In 1236, Córdoba was conquered by King Ferdinand III of Castile, and the centre of the mosque was converted into a Catholic cathedral. Alfonso X oversaw the construction of the Villaviciosa Chapel and the Royal Chapel within the mosque. The kings who followed added further Christian features, such as King Henry II rebuilding the chapel in the 14th century. The minaret of the mosque was also converted to the bell tower of the cathedral. It was adorned with Santiago de Compostela"s captured cathedral bells. Following a windstorm in 1589, the former minaret was further reinforced by encasing it within a new structure.
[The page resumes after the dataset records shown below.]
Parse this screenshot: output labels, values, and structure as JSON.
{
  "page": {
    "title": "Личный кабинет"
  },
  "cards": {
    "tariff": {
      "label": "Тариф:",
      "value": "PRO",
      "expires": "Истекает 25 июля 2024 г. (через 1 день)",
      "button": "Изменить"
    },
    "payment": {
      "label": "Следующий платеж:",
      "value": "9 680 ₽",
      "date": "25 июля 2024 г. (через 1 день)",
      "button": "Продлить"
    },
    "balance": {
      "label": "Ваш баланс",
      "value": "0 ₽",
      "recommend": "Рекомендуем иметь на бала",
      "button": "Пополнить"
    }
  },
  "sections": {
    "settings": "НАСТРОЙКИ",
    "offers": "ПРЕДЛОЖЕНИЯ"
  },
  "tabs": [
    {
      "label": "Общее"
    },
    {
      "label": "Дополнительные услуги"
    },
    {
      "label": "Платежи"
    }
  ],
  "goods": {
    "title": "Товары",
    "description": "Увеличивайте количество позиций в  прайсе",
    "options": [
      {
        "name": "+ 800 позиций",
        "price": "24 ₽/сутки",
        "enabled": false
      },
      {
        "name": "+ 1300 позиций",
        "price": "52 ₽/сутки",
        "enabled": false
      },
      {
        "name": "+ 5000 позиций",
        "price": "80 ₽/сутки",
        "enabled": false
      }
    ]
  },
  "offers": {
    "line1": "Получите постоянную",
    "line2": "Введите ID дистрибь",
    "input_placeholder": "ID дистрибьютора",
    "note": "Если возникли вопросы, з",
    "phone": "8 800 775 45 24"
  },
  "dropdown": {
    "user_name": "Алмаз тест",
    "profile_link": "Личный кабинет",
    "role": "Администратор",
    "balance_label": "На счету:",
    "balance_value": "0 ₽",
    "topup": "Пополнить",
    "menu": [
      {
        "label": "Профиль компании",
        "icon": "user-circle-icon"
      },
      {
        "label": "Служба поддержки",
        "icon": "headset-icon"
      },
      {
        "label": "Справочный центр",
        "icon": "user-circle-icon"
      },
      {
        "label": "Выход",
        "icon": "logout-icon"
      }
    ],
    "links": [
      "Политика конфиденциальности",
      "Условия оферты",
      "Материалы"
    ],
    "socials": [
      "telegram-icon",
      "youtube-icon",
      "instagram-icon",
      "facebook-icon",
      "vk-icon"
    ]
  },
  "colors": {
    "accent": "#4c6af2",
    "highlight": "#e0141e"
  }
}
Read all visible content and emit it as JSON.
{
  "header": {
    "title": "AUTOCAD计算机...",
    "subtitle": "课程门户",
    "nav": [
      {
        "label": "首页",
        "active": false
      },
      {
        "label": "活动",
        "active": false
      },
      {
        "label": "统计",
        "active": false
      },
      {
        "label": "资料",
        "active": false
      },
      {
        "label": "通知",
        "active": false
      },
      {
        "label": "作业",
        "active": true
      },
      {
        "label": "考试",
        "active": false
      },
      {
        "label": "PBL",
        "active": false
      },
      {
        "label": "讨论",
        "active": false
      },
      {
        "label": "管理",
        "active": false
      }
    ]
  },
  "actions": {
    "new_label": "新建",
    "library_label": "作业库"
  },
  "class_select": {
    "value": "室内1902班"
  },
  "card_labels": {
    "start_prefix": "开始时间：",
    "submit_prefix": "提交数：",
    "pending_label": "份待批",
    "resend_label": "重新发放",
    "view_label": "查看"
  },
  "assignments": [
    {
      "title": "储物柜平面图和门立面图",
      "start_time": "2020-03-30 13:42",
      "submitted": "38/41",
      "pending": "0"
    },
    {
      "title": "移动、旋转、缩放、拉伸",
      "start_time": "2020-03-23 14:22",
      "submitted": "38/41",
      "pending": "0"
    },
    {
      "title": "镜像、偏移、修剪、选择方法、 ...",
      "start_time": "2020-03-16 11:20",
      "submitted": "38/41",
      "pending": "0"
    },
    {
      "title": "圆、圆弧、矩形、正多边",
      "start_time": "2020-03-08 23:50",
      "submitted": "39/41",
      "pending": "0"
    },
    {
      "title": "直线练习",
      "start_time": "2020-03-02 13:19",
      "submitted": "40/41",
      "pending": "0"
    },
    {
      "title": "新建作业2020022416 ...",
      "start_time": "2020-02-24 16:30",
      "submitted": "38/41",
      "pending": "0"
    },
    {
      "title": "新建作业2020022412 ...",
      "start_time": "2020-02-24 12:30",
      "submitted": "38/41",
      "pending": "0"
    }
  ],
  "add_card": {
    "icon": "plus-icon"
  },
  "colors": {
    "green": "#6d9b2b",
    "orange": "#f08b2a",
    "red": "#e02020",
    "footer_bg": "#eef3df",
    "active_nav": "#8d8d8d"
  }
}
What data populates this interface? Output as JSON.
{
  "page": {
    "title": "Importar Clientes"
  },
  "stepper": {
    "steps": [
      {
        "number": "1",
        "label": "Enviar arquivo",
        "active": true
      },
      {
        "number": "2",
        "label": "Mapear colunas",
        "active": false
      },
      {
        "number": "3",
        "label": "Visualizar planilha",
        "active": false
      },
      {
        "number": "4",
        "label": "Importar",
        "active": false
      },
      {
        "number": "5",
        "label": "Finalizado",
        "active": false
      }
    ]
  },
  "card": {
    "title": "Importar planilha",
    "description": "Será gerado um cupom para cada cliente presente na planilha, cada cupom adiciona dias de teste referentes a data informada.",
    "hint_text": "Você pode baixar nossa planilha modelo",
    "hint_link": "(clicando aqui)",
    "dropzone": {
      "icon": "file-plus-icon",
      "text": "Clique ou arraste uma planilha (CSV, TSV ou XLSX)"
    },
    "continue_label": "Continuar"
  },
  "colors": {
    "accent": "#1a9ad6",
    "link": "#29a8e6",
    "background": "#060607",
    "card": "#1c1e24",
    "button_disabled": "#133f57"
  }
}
The most significant alteration was the building of a Renaissance cathedral nave in the middle of the expansive structure. The insertion was constructed by permission of Charles V, king of Castile and Aragon. Artisans and architects continued to add to the existing structure until the late 18th century.
The building"s floor plan is seen to be parallel to some of the earliest mosques built from the very beginning of Islam. It had a rectangular prayer hall with aisles arranged perpendicular to the qibla, the direction towards which Muslims pray. The prayer hall was large and flat, with timber ceilings held up by arches of horseshoe-like appearance.
In planning the mosque, the architects incorporated a number of Roman columns with choice capitals. Some of the columns were already in the Gothic structure; others were sent from various regions of Iberia as presents from the governors of provinces. Ivory, jasper, porphyry, gold, silver, copper, and brass were used in the decorations. Marvellous mosaics and azulejos were designed. Later, the immense temple embodied all the styles of Morisco architecture into one composition.
The building is most notable for its arcaded hypostyle hall, with 856 columns of jasper, onyx, marble, granite and porphyry. These were made from pieces of the Roman temple that had occupied the site previously, as well as other Roman buildings, such as the Mérida amphitheatre. The double arches were an innovation, permitting higher ceilings than would otherwise be possible with relatively low columns. The double arches consist of a lower horseshoe arch and an upper semi-circular arch.